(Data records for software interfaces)
* * *
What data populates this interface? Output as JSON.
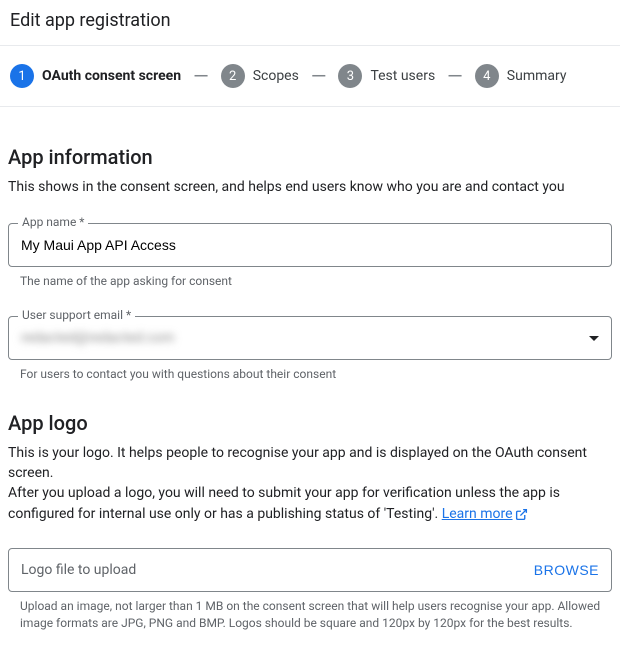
{
  "header": {
    "title": "Edit app registration"
  },
  "stepper": {
    "steps": [
      {
        "num": "1",
        "label": "OAuth consent screen",
        "active": true
      },
      {
        "num": "2",
        "label": "Scopes",
        "active": false
      },
      {
        "num": "3",
        "label": "Test users",
        "active": false
      },
      {
        "num": "4",
        "label": "Summary",
        "active": false
      }
    ]
  },
  "appInfo": {
    "title": "App information",
    "desc": "This shows in the consent screen, and helps end users know who you are and contact you",
    "appName": {
      "label": "App name *",
      "value": "My Maui App API Access",
      "helper": "The name of the app asking for consent"
    },
    "supportEmail": {
      "label": "User support email *",
      "value": "redacted@redacted.com",
      "helper": "For users to contact you with questions about their consent"
    }
  },
  "appLogo": {
    "title": "App logo",
    "desc1": "This is your logo. It helps people to recognise your app and is displayed on the OAuth consent screen.",
    "desc2a": "After you upload a logo, you will need to submit your app for verification unless the app is configured for internal use only or has a publishing status of 'Testing'. ",
    "learnMore": "Learn more",
    "upload": {
      "placeholder": "Logo file to upload",
      "button": "BROWSE",
      "helper": "Upload an image, not larger than 1 MB on the consent screen that will help users recognise your app. Allowed image formats are JPG, PNG and BMP. Logos should be square and 120px by 120px for the best results."
    }
  }
}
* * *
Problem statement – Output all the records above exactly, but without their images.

Exercise solution –
What data populates this interface? Output as JSON.
{
  "header": {
    "title": "Edit app registration"
  },
  "stepper": {
    "steps": [
      {
        "num": "1",
        "label": "OAuth consent screen",
        "active": true
      },
      {
        "num": "2",
        "label": "Scopes",
        "active": false
      },
      {
        "num": "3",
        "label": "Test users",
        "active": false
      },
      {
        "num": "4",
        "label": "Summary",
        "active": false
      }
    ]
  },
  "appInfo": {
    "title": "App information",
    "desc": "This shows in the consent screen, and helps end users know who you are and contact you",
    "appName": {
      "label": "App name *",
      "value": "My Maui App API Access",
      "helper": "The name of the app asking for consent"
    },
    "supportEmail": {
      "label": "User support email *",
      "value": "redacted@redacted.com",
      "helper": "For users to contact you with questions about their consent"
    }
  },
  "appLogo": {
    "title": "App logo",
    "desc1": "This is your logo. It helps people to recognise your app and is displayed on the OAuth consent screen.",
    "desc2a": "After you upload a logo, you will need to submit your app for verification unless the app is configured for internal use only or has a publishing status of 'Testing'. ",
    "learnMore": "Learn more",
    "upload": {
      "placeholder": "Logo file to upload",
      "button": "BROWSE",
      "helper": "Upload an image, not larger than 1 MB on the consent screen that will help users recognise your app. Allowed image formats are JPG, PNG and BMP. Logos should be square and 120px by 120px for the best results."
    }
  }
}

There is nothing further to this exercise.